Prompt ->
Return each of the entries below word for word.

(Web page and app entries)
-*-

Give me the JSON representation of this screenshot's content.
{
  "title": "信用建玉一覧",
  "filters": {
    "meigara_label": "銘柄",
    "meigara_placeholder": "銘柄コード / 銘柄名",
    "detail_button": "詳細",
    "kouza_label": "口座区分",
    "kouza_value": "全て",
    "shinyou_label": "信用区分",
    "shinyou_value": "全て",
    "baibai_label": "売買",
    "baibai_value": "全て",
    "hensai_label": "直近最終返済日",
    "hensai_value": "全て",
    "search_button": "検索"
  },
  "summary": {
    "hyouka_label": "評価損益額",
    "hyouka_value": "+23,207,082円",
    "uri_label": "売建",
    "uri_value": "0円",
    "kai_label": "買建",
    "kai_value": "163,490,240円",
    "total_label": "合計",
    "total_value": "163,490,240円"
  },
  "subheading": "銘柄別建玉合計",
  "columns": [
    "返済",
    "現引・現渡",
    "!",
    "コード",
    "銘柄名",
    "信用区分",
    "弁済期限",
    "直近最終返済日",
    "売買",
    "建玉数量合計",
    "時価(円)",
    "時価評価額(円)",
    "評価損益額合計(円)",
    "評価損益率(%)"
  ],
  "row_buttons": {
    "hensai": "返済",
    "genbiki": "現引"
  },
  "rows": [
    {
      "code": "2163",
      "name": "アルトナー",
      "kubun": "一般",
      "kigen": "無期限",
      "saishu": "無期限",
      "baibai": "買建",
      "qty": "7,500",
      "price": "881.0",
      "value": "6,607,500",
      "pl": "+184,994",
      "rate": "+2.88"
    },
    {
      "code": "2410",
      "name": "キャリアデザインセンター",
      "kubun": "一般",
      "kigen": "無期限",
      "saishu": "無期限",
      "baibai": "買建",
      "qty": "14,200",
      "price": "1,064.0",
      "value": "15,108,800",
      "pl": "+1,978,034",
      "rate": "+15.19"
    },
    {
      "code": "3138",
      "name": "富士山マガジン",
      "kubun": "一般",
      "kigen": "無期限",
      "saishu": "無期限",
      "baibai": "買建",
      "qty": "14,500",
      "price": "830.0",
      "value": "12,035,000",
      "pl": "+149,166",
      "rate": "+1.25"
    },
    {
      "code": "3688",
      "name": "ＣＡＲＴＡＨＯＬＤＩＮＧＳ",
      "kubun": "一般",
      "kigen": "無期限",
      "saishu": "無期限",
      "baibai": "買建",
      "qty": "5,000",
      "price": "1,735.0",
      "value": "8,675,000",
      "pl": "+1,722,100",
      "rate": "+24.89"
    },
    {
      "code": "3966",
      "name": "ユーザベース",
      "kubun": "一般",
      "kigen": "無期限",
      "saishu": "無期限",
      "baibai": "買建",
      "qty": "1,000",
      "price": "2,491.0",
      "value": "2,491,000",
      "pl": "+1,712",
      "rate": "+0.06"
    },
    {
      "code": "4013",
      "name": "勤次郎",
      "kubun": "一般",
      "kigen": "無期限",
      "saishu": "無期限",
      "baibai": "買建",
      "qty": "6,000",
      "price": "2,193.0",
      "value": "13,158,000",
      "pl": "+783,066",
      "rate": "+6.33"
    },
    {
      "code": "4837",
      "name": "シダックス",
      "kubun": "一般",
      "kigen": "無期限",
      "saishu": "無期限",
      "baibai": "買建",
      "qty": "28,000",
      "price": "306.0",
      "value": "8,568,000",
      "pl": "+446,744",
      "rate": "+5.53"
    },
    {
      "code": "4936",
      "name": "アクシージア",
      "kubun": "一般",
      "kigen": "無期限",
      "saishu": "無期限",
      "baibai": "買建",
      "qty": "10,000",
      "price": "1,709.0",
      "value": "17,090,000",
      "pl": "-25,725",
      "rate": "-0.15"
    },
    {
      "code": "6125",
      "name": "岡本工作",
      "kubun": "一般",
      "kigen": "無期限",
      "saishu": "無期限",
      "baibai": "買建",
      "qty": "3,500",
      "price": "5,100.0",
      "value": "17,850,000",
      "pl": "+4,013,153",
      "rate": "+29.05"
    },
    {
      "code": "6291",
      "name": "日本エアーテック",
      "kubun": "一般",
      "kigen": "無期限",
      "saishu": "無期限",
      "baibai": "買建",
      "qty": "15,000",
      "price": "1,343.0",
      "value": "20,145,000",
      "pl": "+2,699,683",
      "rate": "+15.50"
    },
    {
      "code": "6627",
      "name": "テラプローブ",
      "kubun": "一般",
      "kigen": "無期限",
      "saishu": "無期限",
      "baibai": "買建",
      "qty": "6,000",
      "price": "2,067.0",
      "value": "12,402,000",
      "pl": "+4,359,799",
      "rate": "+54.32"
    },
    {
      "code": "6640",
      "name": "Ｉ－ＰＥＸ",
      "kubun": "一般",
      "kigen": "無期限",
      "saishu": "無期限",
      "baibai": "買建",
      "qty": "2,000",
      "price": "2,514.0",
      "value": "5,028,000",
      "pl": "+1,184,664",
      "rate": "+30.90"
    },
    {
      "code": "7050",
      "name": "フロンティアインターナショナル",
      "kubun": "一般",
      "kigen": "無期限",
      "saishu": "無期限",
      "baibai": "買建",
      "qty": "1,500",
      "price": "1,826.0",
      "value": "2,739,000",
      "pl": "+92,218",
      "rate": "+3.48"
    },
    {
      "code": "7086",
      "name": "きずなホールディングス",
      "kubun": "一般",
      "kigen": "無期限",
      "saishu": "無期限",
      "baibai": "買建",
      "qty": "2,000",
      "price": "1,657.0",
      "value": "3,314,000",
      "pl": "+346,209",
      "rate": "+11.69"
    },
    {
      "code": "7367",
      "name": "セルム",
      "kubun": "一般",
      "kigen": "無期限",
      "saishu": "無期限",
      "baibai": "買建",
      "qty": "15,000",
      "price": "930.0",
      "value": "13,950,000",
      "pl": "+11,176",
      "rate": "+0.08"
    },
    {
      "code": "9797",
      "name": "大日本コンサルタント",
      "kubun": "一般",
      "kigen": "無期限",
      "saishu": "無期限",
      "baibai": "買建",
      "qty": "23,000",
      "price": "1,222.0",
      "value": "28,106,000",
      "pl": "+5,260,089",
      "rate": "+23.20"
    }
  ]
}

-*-

Response for this exercise ->
Give me the JSON representation of this screenshot's content.
{
  "title": "信用建玉一覧",
  "filters": {
    "meigara_label": "銘柄",
    "meigara_placeholder": "銘柄コード / 銘柄名",
    "detail_button": "詳細",
    "kouza_label": "口座区分",
    "kouza_value": "全て",
    "shinyou_label": "信用区分",
    "shinyou_value": "全て",
    "baibai_label": "売買",
    "baibai_value": "全て",
    "hensai_label": "直近最終返済日",
    "hensai_value": "全て",
    "search_button": "検索"
  },
  "summary": {
    "hyouka_label": "評価損益額",
    "hyouka_value": "+23,207,082円",
    "uri_label": "売建",
    "uri_value": "0円",
    "kai_label": "買建",
    "kai_value": "163,490,240円",
    "total_label": "合計",
    "total_value": "163,490,240円"
  },
  "subheading": "銘柄別建玉合計",
  "columns": [
    "返済",
    "現引・現渡",
    "!",
    "コード",
    "銘柄名",
    "信用区分",
    "弁済期限",
    "直近最終返済日",
    "売買",
    "建玉数量合計",
    "時価(円)",
    "時価評価額(円)",
    "評価損益額合計(円)",
    "評価損益率(%)"
  ],
  "row_buttons": {
    "hensai": "返済",
    "genbiki": "現引"
  },
  "rows": [
    {
      "code": "2163",
      "name": "アルトナー",
      "kubun": "一般",
      "kigen": "無期限",
      "saishu": "無期限",
      "baibai": "買建",
      "qty": "7,500",
      "price": "881.0",
      "value": "6,607,500",
      "pl": "+184,994",
      "rate": "+2.88"
    },
    {
      "code": "2410",
      "name": "キャリアデザインセンター",
      "kubun": "一般",
      "kigen": "無期限",
      "saishu": "無期限",
      "baibai": "買建",
      "qty": "14,200",
      "price": "1,064.0",
      "value": "15,108,800",
      "pl": "+1,978,034",
      "rate": "+15.19"
    },
    {
      "code": "3138",
      "name": "富士山マガジン",
      "kubun": "一般",
      "kigen": "無期限",
      "saishu": "無期限",
      "baibai": "買建",
      "qty": "14,500",
      "price": "830.0",
      "value": "12,035,000",
      "pl": "+149,166",
      "rate": "+1.25"
    },
    {
      "code": "3688",
      "name": "ＣＡＲＴＡＨＯＬＤＩＮＧＳ",
      "kubun": "一般",
      "kigen": "無期限",
      "saishu": "無期限",
      "baibai": "買建",
      "qty": "5,000",
      "price": "1,735.0",
      "value": "8,675,000",
      "pl": "+1,722,100",
      "rate": "+24.89"
    },
    {
      "code": "3966",
      "name": "ユーザベース",
      "kubun": "一般",
      "kigen": "無期限",
      "saishu": "無期限",
      "baibai": "買建",
      "qty": "1,000",
      "price": "2,491.0",
      "value": "2,491,000",
      "pl": "+1,712",
      "rate": "+0.06"
    },
    {
      "code": "4013",
      "name": "勤次郎",
      "kubun": "一般",
      "kigen": "無期限",
      "saishu": "無期限",
      "baibai": "買建",
      "qty": "6,000",
      "price": "2,193.0",
      "value": "13,158,000",
      "pl": "+783,066",
      "rate": "+6.33"
    },
    {
      "code": "4837",
      "name": "シダックス",
      "kubun": "一般",
      "kigen": "無期限",
      "saishu": "無期限",
      "baibai": "買建",
      "qty": "28,000",
      "price": "306.0",
      "value": "8,568,000",
      "pl": "+446,744",
      "rate": "+5.53"
    },
    {
      "code": "4936",
      "name": "アクシージア",
      "kubun": "一般",
      "kigen": "無期限",
      "saishu": "無期限",
      "baibai": "買建",
      "qty": "10,000",
      "price": "1,709.0",
      "value": "17,090,000",
      "pl": "-25,725",
      "rate": "-0.15"
    },
    {
      "code": "6125",
      "name": "岡本工作",
      "kubun": "一般",
      "kigen": "無期限",
      "saishu": "無期限",
      "baibai": "買建",
      "qty": "3,500",
      "price": "5,100.0",
      "value": "17,850,000",
      "pl": "+4,013,153",
      "rate": "+29.05"
    },
    {
      "code": "6291",
      "name": "日本エアーテック",
      "kubun": "一般",
      "kigen": "無期限",
      "saishu": "無期限",
      "baibai": "買建",
      "qty": "15,000",
      "price": "1,343.0",
      "value": "20,145,000",
      "pl": "+2,699,683",
      "rate": "+15.50"
    },
    {
      "code": "6627",
      "name": "テラプローブ",
      "kubun": "一般",
      "kigen": "無期限",
      "saishu": "無期限",
      "baibai": "買建",
      "qty": "6,000",
      "price": "2,067.0",
      "value": "12,402,000",
      "pl": "+4,359,799",
      "rate": "+54.32"
    },
    {
      "code": "6640",
      "name": "Ｉ－ＰＥＸ",
      "kubun": "一般",
      "kigen": "無期限",
      "saishu": "無期限",
      "baibai": "買建",
      "qty": "2,000",
      "price": "2,514.0",
      "value": "5,028,000",
      "pl": "+1,184,664",
      "rate": "+30.90"
    },
    {
      "code": "7050",
      "name": "フロンティアインターナショナル",
      "kubun": "一般",
      "kigen": "無期限",
      "saishu": "無期限",
      "baibai": "買建",
      "qty": "1,500",
      "price": "1,826.0",
      "value": "2,739,000",
      "pl": "+92,218",
      "rate": "+3.48"
    },
    {
      "code": "7086",
      "name": "きずなホールディングス",
      "kubun": "一般",
      "kigen": "無期限",
      "saishu": "無期限",
      "baibai": "買建",
      "qty": "2,000",
      "price": "1,657.0",
      "value": "3,314,000",
      "pl": "+346,209",
      "rate": "+11.69"
    },
    {
      "code": "7367",
      "name": "セルム",
      "kubun": "一般",
      "kigen": "無期限",
      "saishu": "無期限",
      "baibai": "買建",
      "qty": "15,000",
      "price": "930.0",
      "value": "13,950,000",
      "pl": "+11,176",
      "rate": "+0.08"
    },
    {
      "code": "9797",
      "name": "大日本コンサルタント",
      "kubun": "一般",
      "kigen": "無期限",
      "saishu": "無期限",
      "baibai": "買建",
      "qty": "23,000",
      "price": "1,222.0",
      "value": "28,106,000",
      "pl": "+5,260,089",
      "rate": "+23.20"
    }
  ]
}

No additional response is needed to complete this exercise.